● Exercise aim
Go through each line of the records below and count those with the word "accent"; give only the total.
═════ Material for this task ═════
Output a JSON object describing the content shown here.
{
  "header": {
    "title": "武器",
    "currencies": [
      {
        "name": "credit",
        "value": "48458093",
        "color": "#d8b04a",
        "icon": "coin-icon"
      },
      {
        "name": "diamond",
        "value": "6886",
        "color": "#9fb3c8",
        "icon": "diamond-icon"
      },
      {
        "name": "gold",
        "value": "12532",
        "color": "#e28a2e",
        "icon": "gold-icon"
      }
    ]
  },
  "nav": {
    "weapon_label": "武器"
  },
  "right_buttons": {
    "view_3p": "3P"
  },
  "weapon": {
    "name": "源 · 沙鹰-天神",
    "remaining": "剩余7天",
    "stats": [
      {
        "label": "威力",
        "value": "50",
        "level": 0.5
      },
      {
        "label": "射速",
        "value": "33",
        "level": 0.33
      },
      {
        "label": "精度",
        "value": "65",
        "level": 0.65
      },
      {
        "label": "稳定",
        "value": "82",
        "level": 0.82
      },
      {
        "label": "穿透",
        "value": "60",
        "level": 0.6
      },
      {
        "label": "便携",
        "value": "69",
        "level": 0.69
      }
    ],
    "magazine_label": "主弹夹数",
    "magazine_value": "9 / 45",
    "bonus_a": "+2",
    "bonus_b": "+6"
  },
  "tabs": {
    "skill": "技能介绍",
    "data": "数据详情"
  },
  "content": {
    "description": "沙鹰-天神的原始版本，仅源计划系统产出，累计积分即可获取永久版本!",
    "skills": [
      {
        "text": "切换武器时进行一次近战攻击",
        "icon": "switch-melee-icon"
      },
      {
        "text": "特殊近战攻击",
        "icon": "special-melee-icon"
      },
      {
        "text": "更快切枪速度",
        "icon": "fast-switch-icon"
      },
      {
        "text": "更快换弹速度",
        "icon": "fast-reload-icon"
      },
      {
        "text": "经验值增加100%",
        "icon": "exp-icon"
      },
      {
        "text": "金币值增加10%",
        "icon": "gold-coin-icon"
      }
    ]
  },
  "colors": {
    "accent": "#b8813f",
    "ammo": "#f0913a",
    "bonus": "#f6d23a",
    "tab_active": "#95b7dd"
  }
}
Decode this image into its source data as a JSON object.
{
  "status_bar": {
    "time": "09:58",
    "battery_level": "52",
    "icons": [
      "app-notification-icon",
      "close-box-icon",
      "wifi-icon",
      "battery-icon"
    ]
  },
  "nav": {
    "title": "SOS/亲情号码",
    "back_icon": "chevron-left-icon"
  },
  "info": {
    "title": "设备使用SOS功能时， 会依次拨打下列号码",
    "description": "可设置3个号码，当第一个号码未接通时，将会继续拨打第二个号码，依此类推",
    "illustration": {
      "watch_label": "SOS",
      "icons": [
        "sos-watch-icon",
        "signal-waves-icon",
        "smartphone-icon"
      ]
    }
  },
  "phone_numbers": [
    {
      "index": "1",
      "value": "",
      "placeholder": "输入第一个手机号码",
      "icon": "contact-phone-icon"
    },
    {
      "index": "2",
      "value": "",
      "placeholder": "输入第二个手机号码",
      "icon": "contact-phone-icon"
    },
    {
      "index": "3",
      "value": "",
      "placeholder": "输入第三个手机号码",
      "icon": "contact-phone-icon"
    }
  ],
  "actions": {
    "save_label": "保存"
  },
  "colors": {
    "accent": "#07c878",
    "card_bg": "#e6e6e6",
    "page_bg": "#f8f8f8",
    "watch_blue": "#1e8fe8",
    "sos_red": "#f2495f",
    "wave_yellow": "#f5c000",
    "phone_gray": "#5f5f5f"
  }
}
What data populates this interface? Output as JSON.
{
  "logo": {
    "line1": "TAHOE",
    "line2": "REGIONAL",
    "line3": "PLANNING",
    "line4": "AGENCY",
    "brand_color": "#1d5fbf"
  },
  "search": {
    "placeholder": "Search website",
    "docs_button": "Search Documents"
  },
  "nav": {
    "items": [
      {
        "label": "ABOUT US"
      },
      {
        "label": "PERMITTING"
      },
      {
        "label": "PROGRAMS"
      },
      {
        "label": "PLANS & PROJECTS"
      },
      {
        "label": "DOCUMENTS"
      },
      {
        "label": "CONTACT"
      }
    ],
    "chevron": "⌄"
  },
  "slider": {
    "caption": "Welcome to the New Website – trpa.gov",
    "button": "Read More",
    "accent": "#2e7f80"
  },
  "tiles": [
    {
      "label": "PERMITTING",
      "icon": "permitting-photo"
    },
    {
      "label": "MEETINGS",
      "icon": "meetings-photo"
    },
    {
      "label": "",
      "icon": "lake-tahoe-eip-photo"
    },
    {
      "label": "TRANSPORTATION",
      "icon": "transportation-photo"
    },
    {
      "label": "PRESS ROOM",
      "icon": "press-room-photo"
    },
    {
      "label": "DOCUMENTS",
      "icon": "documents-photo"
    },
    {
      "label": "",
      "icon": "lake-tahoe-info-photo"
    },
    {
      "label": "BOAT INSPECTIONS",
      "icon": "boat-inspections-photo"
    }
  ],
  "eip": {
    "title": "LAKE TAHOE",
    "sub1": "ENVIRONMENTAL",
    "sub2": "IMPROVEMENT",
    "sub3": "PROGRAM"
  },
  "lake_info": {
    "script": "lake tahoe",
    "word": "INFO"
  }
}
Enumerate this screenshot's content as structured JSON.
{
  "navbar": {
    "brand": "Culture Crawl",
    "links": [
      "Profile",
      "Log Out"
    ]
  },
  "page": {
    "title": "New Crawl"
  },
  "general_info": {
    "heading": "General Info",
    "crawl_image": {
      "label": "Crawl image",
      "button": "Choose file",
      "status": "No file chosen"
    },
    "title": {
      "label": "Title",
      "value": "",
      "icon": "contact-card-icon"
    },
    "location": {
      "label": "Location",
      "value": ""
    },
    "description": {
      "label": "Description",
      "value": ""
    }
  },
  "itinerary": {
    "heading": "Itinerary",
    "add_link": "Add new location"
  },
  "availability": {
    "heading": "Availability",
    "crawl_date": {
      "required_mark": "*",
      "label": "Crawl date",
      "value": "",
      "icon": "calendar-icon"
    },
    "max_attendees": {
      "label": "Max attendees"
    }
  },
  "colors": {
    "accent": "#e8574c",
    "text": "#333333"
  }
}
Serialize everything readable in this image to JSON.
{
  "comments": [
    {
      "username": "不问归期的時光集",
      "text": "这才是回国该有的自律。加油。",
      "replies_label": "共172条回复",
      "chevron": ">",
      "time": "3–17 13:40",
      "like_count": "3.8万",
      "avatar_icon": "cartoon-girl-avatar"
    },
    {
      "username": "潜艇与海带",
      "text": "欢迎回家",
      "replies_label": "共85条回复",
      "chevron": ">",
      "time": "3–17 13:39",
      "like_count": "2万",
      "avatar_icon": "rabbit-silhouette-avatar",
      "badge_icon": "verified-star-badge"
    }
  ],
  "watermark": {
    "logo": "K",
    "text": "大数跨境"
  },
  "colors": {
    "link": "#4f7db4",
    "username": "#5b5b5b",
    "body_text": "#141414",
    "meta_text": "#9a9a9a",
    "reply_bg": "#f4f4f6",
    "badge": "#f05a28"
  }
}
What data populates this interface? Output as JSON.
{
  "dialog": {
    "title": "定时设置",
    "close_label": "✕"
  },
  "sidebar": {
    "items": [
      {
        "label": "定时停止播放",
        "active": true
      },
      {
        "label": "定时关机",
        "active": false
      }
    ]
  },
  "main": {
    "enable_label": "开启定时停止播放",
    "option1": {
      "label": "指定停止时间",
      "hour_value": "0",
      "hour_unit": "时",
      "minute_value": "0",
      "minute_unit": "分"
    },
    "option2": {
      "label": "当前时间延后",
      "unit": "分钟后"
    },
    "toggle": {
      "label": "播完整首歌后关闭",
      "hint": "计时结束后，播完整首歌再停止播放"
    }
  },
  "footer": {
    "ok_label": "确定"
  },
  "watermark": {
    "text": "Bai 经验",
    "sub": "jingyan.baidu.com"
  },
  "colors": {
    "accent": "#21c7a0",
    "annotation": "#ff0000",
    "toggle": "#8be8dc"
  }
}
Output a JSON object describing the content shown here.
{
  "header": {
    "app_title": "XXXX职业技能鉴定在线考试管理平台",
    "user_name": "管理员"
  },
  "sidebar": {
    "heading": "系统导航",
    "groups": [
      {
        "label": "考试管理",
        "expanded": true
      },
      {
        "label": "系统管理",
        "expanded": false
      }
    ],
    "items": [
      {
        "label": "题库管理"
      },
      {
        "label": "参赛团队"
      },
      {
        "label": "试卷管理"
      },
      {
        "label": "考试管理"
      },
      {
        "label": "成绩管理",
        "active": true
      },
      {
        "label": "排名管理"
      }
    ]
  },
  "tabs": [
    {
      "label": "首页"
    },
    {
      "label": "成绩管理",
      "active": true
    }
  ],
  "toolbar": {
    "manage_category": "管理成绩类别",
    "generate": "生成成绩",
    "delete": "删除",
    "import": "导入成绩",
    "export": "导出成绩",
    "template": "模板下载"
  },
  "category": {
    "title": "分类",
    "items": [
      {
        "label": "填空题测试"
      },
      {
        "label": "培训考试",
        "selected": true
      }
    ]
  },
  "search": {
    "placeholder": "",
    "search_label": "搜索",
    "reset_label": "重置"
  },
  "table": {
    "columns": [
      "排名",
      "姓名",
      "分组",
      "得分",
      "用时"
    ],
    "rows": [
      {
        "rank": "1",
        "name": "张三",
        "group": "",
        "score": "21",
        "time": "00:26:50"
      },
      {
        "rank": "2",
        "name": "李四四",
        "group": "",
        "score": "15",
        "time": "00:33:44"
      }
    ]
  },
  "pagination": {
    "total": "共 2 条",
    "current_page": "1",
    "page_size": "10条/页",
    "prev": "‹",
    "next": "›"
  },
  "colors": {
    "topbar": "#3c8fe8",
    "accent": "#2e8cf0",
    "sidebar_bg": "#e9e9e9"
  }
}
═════
● Problem solution
6